Polynesian culture has influenced much of the décor and art of modern-day Hawaii. So much of the beauty and ceremony of the island is expressed in a variety of forms passed down from generations prior. One of these forms is the Hawaiian lei. Made popular during the steamship era, these crafts have become synonymous with warm and hospitable island culture.
Ceremony and Celebration
Today, leis are showcased at many ceremonies we attend today. Everything from graduations to pageants are opportunities to celebrate and share this art form. So honored is this tradition that Lei Day was established in 1929. This annual celebration begins on the first of May and features lei-making contests, pageants, and of course festivities.
For those who would like to forage for their own lei materials, the state of Hawaii issues free permits for foraging for lei material and rare flowers in island forests.
This festival represents an opportunity for each island to showcase its own special flower through lei making. The flowers of the islands are as follows:
- The Big Island – the red or Lehua blossom of the Ohia tree
- Maui – the pink Lokelani flower
- Oahu – represented by the ripe green Ilima
- Molokai – the Kukui tree flower
- Lanai – the yellow Kauna’oa
- Kahoolawe – the Hinahina flower
- The Island of Niihau – Pupu
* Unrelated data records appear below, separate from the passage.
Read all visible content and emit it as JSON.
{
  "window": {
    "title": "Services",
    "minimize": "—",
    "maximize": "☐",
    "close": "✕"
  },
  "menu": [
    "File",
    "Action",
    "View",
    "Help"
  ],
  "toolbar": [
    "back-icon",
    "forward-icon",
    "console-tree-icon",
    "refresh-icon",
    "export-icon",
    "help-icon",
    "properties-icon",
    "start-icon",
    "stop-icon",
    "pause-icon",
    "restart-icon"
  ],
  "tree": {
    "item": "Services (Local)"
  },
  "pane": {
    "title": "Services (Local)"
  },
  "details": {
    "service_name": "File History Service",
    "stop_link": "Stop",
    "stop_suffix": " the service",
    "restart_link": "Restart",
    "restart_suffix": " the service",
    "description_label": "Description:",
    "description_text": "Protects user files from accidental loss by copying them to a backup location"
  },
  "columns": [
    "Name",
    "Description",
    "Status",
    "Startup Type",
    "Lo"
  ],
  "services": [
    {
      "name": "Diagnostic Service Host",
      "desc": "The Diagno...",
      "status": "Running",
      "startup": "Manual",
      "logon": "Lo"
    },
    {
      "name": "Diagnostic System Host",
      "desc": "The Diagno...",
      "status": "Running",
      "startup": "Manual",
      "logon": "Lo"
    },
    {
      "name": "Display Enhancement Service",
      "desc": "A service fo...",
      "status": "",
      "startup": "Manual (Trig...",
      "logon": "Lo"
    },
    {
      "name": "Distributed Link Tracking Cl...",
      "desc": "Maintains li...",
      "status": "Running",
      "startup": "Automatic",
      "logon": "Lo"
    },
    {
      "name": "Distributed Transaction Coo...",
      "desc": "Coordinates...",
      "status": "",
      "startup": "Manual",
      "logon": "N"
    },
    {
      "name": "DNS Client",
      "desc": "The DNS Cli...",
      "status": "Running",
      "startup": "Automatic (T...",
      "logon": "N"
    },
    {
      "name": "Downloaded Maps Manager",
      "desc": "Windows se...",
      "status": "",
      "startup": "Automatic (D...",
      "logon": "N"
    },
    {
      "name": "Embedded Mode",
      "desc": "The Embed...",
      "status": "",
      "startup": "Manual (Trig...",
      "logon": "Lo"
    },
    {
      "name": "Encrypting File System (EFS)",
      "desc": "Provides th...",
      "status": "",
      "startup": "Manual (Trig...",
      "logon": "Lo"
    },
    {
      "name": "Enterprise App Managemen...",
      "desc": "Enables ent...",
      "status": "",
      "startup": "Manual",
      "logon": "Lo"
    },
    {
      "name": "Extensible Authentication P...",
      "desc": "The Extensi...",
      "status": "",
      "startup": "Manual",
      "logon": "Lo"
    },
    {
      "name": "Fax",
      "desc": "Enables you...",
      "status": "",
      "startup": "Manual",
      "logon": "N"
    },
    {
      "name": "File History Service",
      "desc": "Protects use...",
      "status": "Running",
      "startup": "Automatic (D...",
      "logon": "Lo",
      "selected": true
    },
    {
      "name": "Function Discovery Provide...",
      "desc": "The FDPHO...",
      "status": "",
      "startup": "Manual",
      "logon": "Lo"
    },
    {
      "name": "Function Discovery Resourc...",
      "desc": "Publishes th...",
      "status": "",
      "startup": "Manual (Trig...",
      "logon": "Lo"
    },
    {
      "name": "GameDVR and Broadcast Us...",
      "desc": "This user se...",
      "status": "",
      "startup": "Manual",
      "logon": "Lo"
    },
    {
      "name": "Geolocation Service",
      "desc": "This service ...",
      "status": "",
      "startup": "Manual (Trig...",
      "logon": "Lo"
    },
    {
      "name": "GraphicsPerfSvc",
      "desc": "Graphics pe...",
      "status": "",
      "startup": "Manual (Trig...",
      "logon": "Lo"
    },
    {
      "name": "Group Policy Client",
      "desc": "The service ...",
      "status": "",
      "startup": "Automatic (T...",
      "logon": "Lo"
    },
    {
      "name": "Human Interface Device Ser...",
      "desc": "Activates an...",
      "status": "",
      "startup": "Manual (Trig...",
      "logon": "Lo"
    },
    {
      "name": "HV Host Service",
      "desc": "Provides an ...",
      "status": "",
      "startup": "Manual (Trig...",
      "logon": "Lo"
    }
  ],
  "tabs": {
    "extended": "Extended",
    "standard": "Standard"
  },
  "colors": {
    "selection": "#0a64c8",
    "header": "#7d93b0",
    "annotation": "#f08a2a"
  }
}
The styles and materials of leis each make them suitable for different occasions. For beginners, Kui Leis are the most commonly made as Haku’s are more elaborate and require a bit more touch and skill.
Kui Lei – a single-strand lei. It is commonly made out of the sweet-scented Plumeria flower or purple orchids. The most frequent lei you see, often given at ceremonies, graduations and ceremonies.
Haku Lei – a beautiful, layered, and braided lei commonly seen around the heads of Hula dancers.
Lei Wili – A unique style made by braiding Raffia leaves and weaving in flowers. Commonly worn around the wrist or the head.
Lei making classes are available through many resorts or workshops around the Island and of course at Lei Day on May 1. The workshop from Hawaiian Hula Company is great and includes Hula lessons as well!